- **What the task asks**: Write out the entries again exactly as they are given.

- **Data extracts**:
▼▼▼

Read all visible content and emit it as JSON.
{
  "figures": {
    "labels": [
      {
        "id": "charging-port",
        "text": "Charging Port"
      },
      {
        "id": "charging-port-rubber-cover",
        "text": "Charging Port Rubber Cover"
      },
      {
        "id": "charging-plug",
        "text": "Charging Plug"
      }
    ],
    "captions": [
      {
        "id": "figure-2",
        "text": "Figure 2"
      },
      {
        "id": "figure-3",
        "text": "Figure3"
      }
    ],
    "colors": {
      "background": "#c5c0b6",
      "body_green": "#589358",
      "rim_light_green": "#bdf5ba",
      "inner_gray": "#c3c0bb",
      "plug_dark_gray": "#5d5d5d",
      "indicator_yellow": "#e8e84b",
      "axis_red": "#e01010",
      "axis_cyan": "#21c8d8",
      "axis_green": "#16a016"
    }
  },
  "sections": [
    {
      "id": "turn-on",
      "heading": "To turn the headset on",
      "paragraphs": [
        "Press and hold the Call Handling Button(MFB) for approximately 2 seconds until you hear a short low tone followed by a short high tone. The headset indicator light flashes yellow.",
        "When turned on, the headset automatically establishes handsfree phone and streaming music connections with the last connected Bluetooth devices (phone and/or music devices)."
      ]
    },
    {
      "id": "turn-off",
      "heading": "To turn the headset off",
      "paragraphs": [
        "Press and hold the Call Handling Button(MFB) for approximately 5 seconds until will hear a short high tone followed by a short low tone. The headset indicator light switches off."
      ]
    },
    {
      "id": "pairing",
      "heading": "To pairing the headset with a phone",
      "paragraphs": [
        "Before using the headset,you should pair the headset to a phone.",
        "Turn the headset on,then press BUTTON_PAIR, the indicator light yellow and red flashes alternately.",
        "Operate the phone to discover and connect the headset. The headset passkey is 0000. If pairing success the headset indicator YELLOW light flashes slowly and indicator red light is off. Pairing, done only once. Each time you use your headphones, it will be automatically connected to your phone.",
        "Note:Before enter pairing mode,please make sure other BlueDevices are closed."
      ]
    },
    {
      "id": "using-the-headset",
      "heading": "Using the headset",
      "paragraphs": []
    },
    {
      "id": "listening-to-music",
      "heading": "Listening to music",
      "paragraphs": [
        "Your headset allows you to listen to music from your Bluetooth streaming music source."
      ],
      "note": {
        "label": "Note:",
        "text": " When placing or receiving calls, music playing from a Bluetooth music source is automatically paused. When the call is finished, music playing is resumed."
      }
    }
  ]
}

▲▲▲

- **Task response**:
Read all visible content and emit it as JSON.
{
  "figures": {
    "labels": [
      {
        "id": "charging-port",
        "text": "Charging Port"
      },
      {
        "id": "charging-port-rubber-cover",
        "text": "Charging Port Rubber Cover"
      },
      {
        "id": "charging-plug",
        "text": "Charging Plug"
      }
    ],
    "captions": [
      {
        "id": "figure-2",
        "text": "Figure 2"
      },
      {
        "id": "figure-3",
        "text": "Figure3"
      }
    ],
    "colors": {
      "background": "#c5c0b6",
      "body_green": "#589358",
      "rim_light_green": "#bdf5ba",
      "inner_gray": "#c3c0bb",
      "plug_dark_gray": "#5d5d5d",
      "indicator_yellow": "#e8e84b",
      "axis_red": "#e01010",
      "axis_cyan": "#21c8d8",
      "axis_green": "#16a016"
    }
  },
  "sections": [
    {
      "id": "turn-on",
      "heading": "To turn the headset on",
      "paragraphs": [
        "Press and hold the Call Handling Button(MFB) for approximately 2 seconds until you hear a short low tone followed by a short high tone. The headset indicator light flashes yellow.",
        "When turned on, the headset automatically establishes handsfree phone and streaming music connections with the last connected Bluetooth devices (phone and/or music devices)."
      ]
    },
    {
      "id": "turn-off",
      "heading": "To turn the headset off",
      "paragraphs": [
        "Press and hold the Call Handling Button(MFB) for approximately 5 seconds until will hear a short high tone followed by a short low tone. The headset indicator light switches off."
      ]
    },
    {
      "id": "pairing",
      "heading": "To pairing the headset with a phone",
      "paragraphs": [
        "Before using the headset,you should pair the headset to a phone.",
        "Turn the headset on,then press BUTTON_PAIR, the indicator light yellow and red flashes alternately.",
        "Operate the phone to discover and connect the headset. The headset passkey is 0000. If pairing success the headset indicator YELLOW light flashes slowly and indicator red light is off. Pairing, done only once. Each time you use your headphones, it will be automatically connected to your phone.",
        "Note:Before enter pairing mode,please make sure other BlueDevices are closed."
      ]
    },
    {
      "id": "using-the-headset",
      "heading": "Using the headset",
      "paragraphs": []
    },
    {
      "id": "listening-to-music",
      "heading": "Listening to music",
      "paragraphs": [
        "Your headset allows you to listen to music from your Bluetooth streaming music source."
      ],
      "note": {
        "label": "Note:",
        "text": " When placing or receiving calls, music playing from a Bluetooth music source is automatically paused. When the call is finished, music playing is resumed."
      }
    }
  ]
}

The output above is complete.